• _Records to process_:

......

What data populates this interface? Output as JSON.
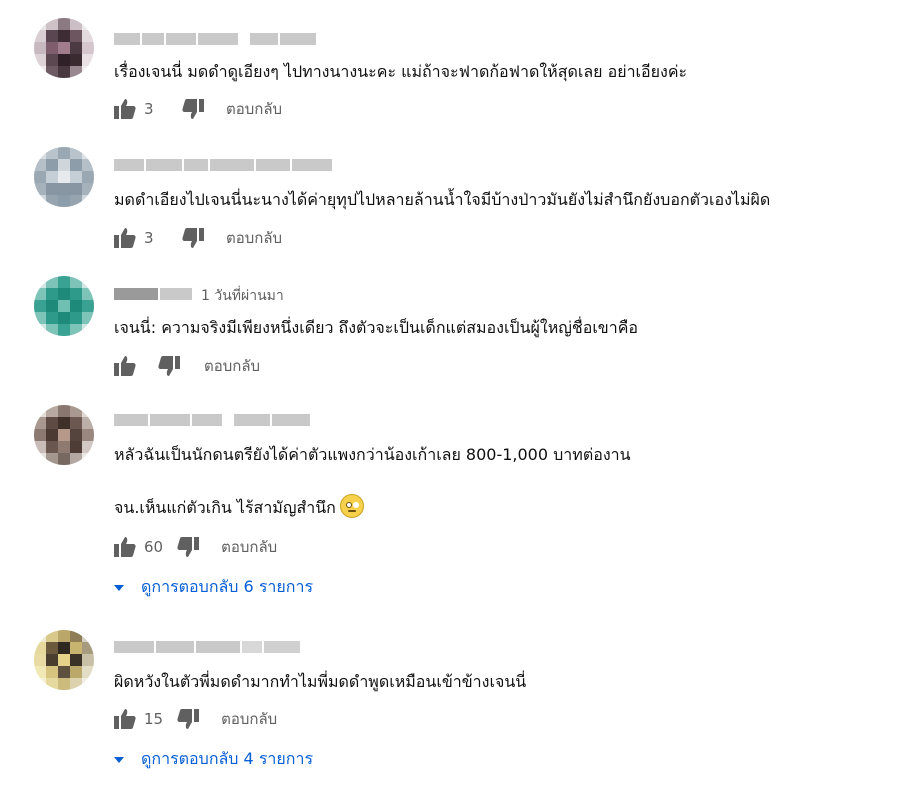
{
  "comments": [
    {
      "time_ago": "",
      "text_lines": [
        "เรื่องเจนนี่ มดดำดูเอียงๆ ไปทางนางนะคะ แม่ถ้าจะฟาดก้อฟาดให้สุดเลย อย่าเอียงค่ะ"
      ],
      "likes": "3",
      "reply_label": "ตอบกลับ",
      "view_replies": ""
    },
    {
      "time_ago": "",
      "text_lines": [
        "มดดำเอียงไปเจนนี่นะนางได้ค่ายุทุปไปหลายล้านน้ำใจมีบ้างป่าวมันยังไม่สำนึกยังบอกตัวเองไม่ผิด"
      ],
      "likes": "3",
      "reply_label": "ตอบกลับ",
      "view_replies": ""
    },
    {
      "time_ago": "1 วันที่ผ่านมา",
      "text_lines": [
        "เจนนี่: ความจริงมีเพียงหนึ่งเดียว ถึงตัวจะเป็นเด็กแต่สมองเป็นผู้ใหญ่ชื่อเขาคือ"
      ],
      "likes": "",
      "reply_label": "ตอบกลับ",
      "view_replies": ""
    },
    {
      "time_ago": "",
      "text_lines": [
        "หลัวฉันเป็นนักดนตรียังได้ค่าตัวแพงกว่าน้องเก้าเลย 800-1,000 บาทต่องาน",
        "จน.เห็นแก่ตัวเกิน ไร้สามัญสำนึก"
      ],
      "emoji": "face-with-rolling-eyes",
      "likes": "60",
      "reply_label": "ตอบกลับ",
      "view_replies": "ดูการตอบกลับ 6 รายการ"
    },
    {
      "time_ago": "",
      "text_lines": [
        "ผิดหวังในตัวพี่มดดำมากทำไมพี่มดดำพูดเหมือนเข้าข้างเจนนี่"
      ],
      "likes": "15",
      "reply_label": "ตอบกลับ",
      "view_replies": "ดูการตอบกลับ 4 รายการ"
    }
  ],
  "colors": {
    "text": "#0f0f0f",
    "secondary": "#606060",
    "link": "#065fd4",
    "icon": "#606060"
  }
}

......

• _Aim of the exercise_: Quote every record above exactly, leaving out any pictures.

• _Solution below_:
What data populates this interface? Output as JSON.
{
  "comments": [
    {
      "time_ago": "",
      "text_lines": [
        "เรื่องเจนนี่ มดดำดูเอียงๆ ไปทางนางนะคะ แม่ถ้าจะฟาดก้อฟาดให้สุดเลย อย่าเอียงค่ะ"
      ],
      "likes": "3",
      "reply_label": "ตอบกลับ",
      "view_replies": ""
    },
    {
      "time_ago": "",
      "text_lines": [
        "มดดำเอียงไปเจนนี่นะนางได้ค่ายุทุปไปหลายล้านน้ำใจมีบ้างป่าวมันยังไม่สำนึกยังบอกตัวเองไม่ผิด"
      ],
      "likes": "3",
      "reply_label": "ตอบกลับ",
      "view_replies": ""
    },
    {
      "time_ago": "1 วันที่ผ่านมา",
      "text_lines": [
        "เจนนี่: ความจริงมีเพียงหนึ่งเดียว ถึงตัวจะเป็นเด็กแต่สมองเป็นผู้ใหญ่ชื่อเขาคือ"
      ],
      "likes": "",
      "reply_label": "ตอบกลับ",
      "view_replies": ""
    },
    {
      "time_ago": "",
      "text_lines": [
        "หลัวฉันเป็นนักดนตรียังได้ค่าตัวแพงกว่าน้องเก้าเลย 800-1,000 บาทต่องาน",
        "จน.เห็นแก่ตัวเกิน ไร้สามัญสำนึก"
      ],
      "emoji": "face-with-rolling-eyes",
      "likes": "60",
      "reply_label": "ตอบกลับ",
      "view_replies": "ดูการตอบกลับ 6 รายการ"
    },
    {
      "time_ago": "",
      "text_lines": [
        "ผิดหวังในตัวพี่มดดำมากทำไมพี่มดดำพูดเหมือนเข้าข้างเจนนี่"
      ],
      "likes": "15",
      "reply_label": "ตอบกลับ",
      "view_replies": "ดูการตอบกลับ 4 รายการ"
    }
  ],
  "colors": {
    "text": "#0f0f0f",
    "secondary": "#606060",
    "link": "#065fd4",
    "icon": "#606060"
  }
}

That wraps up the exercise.